  • Strengthen capacities in service delivery (i.e. participatory and online trainings, peer to peer, mentoring, etc.) to sensitize staff on client centred approach and quality standards. Ensure relevant staff is well aware of their accountabilities. Provide for consistent implementation of CoI. Practice rotation of staff, as appropriate.

  • Focus on Quality Improvement in service delivery and improve competence and awareness of staff about quality. Based on a preliminary assessment, consider implementing the Common Assessment Framework (CAF) model, specifically designed for excellence in public administrations in the EU. Alternatively, consider progressive introduction of a process oriented quality management system, aligned with the good practice and compatible with Quality Management System standards, in particular with ISO 9001. Consequently, consider appropriate verification by CAF assessors, or certification against ISO 9001 by accredited bodies. Organise rigid implementation of the improvement plans.

  • To develop a process-based management system, determine key strategic, operational and support processes needed for the quality management system and their application. List them in a Register of Processes and review how adequately they are covered with internal procedures. Determine the inputs required and the outputs expected from each process; their sequence and interaction; the risks to; responsibilities and authorities, resources needed; criteria, methods, measurements, and related performance indicators to ensure that both the operation and control of these processes are effective. Where deficits are found, consider developing/improving procedures, to reduce risk of errors, deviations and integrity violations. Communicate these procedures. Train staff as necessary.

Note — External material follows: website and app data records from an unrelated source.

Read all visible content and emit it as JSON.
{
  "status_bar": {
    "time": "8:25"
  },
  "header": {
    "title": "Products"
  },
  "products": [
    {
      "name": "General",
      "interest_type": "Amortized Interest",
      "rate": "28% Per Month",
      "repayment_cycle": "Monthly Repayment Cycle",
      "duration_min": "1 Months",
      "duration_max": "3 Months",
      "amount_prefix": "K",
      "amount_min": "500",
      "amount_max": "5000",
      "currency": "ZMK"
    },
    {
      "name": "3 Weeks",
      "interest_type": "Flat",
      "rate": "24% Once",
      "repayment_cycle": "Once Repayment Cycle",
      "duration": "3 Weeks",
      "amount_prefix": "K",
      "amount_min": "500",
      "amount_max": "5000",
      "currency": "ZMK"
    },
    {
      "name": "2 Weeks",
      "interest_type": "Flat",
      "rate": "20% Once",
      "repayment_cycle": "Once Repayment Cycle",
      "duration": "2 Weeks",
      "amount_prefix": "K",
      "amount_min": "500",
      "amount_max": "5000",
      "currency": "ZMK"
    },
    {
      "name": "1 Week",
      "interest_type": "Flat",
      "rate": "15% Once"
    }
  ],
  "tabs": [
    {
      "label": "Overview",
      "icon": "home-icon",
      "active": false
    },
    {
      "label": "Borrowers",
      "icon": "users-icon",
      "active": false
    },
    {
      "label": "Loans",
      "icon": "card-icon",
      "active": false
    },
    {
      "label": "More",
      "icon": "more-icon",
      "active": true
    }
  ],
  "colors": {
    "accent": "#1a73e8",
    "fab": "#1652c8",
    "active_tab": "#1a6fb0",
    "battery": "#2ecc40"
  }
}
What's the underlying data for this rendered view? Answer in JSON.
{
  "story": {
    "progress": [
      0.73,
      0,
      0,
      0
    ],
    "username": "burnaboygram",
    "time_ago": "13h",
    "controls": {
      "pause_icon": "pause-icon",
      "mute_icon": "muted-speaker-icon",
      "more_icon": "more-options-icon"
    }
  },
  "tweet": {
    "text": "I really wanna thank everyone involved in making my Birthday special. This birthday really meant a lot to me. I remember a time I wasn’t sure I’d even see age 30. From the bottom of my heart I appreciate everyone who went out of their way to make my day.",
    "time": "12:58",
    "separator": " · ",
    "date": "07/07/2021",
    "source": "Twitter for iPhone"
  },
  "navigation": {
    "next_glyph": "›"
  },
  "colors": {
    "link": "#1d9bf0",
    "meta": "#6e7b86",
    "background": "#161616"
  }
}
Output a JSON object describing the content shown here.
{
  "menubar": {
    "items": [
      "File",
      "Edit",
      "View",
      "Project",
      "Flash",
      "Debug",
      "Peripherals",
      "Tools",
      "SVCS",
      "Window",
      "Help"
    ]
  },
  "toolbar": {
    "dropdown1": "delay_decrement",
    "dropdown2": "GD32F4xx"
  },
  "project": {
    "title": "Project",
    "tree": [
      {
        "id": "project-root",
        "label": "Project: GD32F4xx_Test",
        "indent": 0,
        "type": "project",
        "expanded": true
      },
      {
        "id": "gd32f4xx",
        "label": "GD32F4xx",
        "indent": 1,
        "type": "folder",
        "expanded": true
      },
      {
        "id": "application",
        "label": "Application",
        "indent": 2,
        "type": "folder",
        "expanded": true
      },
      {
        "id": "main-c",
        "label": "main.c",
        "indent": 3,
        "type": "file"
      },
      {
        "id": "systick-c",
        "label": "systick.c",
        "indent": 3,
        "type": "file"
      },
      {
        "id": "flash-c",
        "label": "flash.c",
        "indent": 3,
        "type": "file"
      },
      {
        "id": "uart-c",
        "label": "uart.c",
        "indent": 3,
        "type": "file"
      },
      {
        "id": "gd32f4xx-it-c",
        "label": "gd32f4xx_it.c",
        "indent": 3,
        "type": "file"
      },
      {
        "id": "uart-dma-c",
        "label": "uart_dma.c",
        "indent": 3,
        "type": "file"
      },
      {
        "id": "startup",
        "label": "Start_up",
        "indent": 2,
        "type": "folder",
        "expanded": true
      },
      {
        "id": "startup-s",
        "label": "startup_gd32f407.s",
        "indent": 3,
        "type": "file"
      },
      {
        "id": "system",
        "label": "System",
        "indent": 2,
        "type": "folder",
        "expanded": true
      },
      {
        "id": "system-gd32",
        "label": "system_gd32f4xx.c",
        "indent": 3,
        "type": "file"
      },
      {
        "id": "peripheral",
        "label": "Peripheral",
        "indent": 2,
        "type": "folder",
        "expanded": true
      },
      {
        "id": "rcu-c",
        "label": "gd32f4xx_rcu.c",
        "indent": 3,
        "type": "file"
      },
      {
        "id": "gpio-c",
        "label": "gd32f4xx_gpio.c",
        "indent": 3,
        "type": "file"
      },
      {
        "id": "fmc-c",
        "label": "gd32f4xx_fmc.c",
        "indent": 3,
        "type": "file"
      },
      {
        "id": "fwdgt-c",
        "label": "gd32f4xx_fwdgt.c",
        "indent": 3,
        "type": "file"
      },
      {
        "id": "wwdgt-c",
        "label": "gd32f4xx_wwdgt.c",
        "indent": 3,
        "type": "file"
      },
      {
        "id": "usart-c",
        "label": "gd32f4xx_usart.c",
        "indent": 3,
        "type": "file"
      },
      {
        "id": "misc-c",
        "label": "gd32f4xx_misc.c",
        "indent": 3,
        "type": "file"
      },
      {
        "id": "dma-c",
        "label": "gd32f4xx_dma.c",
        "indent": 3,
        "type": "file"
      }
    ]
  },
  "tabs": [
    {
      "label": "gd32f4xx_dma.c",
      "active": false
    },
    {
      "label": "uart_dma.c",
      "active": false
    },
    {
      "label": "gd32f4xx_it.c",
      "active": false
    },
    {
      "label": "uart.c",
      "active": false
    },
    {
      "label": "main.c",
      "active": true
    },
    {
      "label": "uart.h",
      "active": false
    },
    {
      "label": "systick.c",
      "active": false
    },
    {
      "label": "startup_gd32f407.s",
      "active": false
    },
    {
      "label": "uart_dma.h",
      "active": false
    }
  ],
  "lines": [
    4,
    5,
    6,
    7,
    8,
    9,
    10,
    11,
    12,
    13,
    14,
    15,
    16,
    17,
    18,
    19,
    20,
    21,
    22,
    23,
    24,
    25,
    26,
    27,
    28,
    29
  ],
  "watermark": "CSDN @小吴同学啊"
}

  • Develop appropriate performance indicators of key processes to be able to assess the progress, identify issues, support decision-making and operational processes etc.

  • Introduce a Client Service Charter to strengthen customer focus, demonstrate commitment to high professional standards of service and maximize opportunities for citizen oversight. Display the Client Service Charter in public areas (i.e. information centre, service delivery areas) and make it accessible through print and electronic media. Ensure relevant staff is aware of the service standards (i.e. through trainings, mentoring, peer to peer, internal meetings, etc).

  • Provide for optimal transparency and visibility. Maximise information about the services in a client friendly format (easy access to information and templates). Publish a list of administrative services, with detailed information on the service address, responsible officer, procedures and conditions, cost and duration of the service delivery, the right to appeal in case of dissatisfaction. Use the website to make the aforementioned information available, in an easy to use format, with all required documents. Dedicate a special service stand, to post such information. Consider publishing leaflets and templates, to make it easier for citizens and businesses to familiarize themselves with their respective rights and obligations.

  • Ensure pricing (i.e. tariffs, charges, fees) for the delivery of services is justified, set precisely and objectively and cost based. To maximize clients’ satisfaction and minimize opportunities for abuse, adopt differentiated pricing for services based on the delivery speed (i.e. urgent and regular).

  • Monitor clients’ satisfaction, through various channels, and integrate feedback into operations (through customer satisfaction surveys; comments and complaint box, service delivery hotline, ad hoc checks, mystery shopping, etc, as appropriate.) Publicize results, to increase awareness and incentives. For critical services, i.e. water supply, waste management, local roads, local transport, and local heating, consider setting up of specific mechanisms to measure client satisfaction instruments, including information on abusive conduct.